Page last updated at 13:56 GMT, Friday, 8 May 2009 14:56 UK

Lady Liberty's crown to re-open

The Statue of Liberty, April 2009
Lady Liberty is seen as a symbol of freedom and democracy

After years of going without a view from the top deck, visitors to New York will soon be able to visit the crown of the Statue of Liberty, officials say.

US Interior Secretary Ken Salazar said the crown would re-open on 4 July, US Independence Day, during an announcement on NBC's Today programme.

The entire statue was put off limits to the public following the attacks of 11 September 2001.

Access to the lower observation deck and the pedestal re-opened in 2004.

Lottery system

Mr Salazar, speaking from the inside of the statue during a live television appearance, said access to the crown would initially be limited.

Only 30 visitors, chosen by lottery, would be allowed in each hour.

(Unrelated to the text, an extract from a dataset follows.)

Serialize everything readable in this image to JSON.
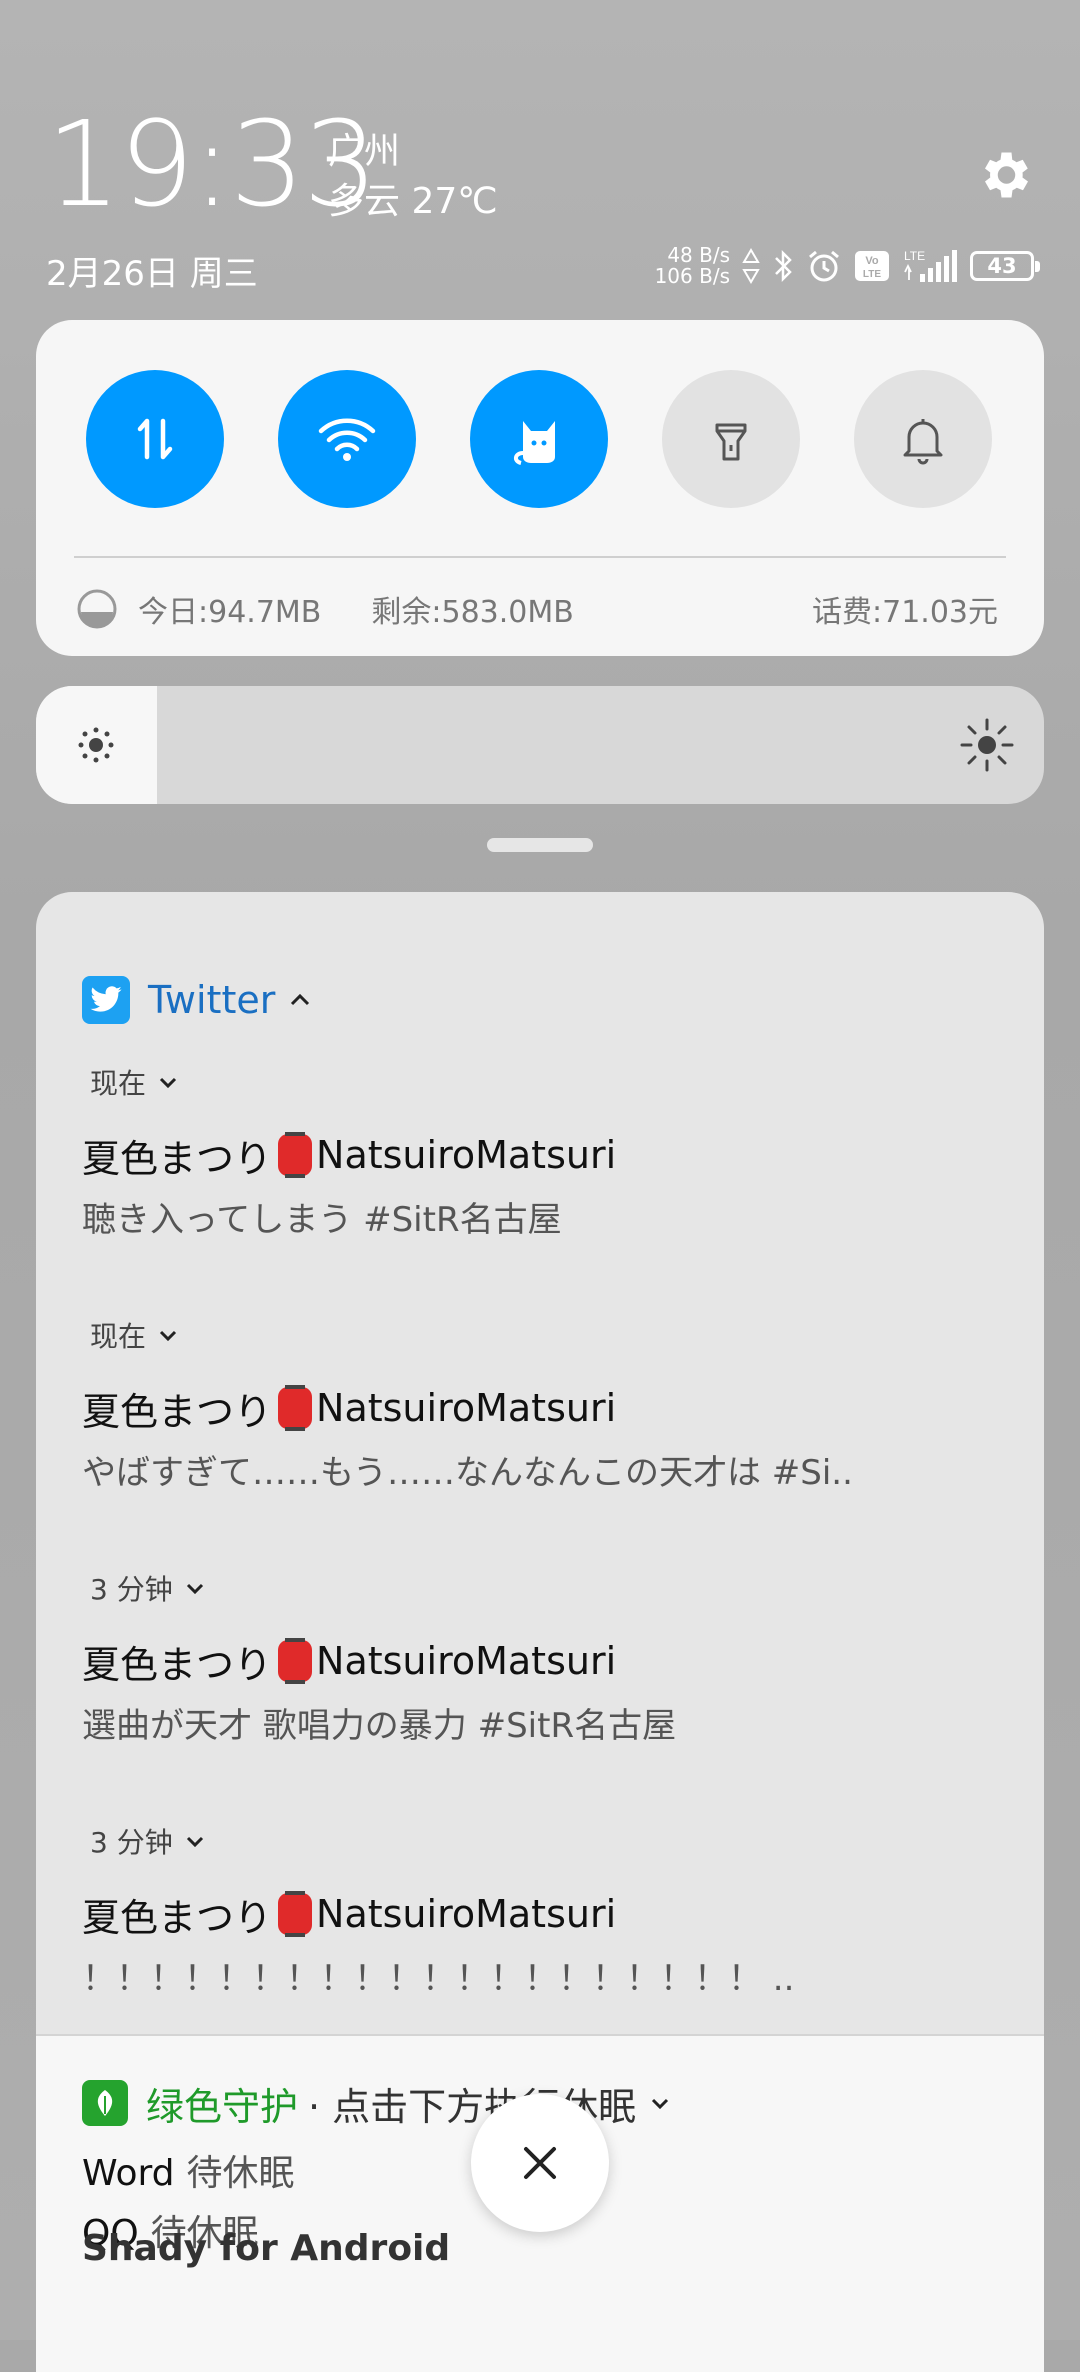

The number would eventually increase, he said.

The National Park Service said it closed the crown of Lady Liberty - one of the most iconic images of the US - over safety concerns.

It said access to the upper observation deck was limited to a narrow stairwell that did not allow for a quick exit in an emergency.

The number of visitors to the Statue of Liberty is rising again after falling sharply in the aftermath of 9/11.

About 3.2 million people visited in 2007, up from 2.5 million in 2006, but still shy of the 3.6 million in 2000.

Visitors now have to undergo strict security screening before being allowed in.

Lady Liberty, a gift from France in 1886, was one of the first sights seen by millions of immigrants who arrived in New York harbour over the past two centuries, hoping to gain entry into America.

Print Sponsor

Statue of Liberty: Your pictures
08 May 09 |  In Pictures
New York's 'Lady Liberty' reopens
03 Aug 04 |  Americas

The BBC is not responsible for the content of external internet sites

Has China's housing bubble burst?
How the world's oldest clove tree defied an empire
Why Royal Ballet principal Sergei Polunin quit


Sign in

BBC navigation

Copyright © 2020 BBC. The BBC is not responsible for the content of external sites. Read more.

This page is best viewed in an up-to-date web browser with style sheets (CSS) enabled. While you will be able to view the content of this page in your current browser, you will not be able to get the full visual experience. Please consider upgrading your browser software or enabling style sheets (CSS) if you are able to do so.

Americas Africa Europe Middle East South Asia Asia Pacific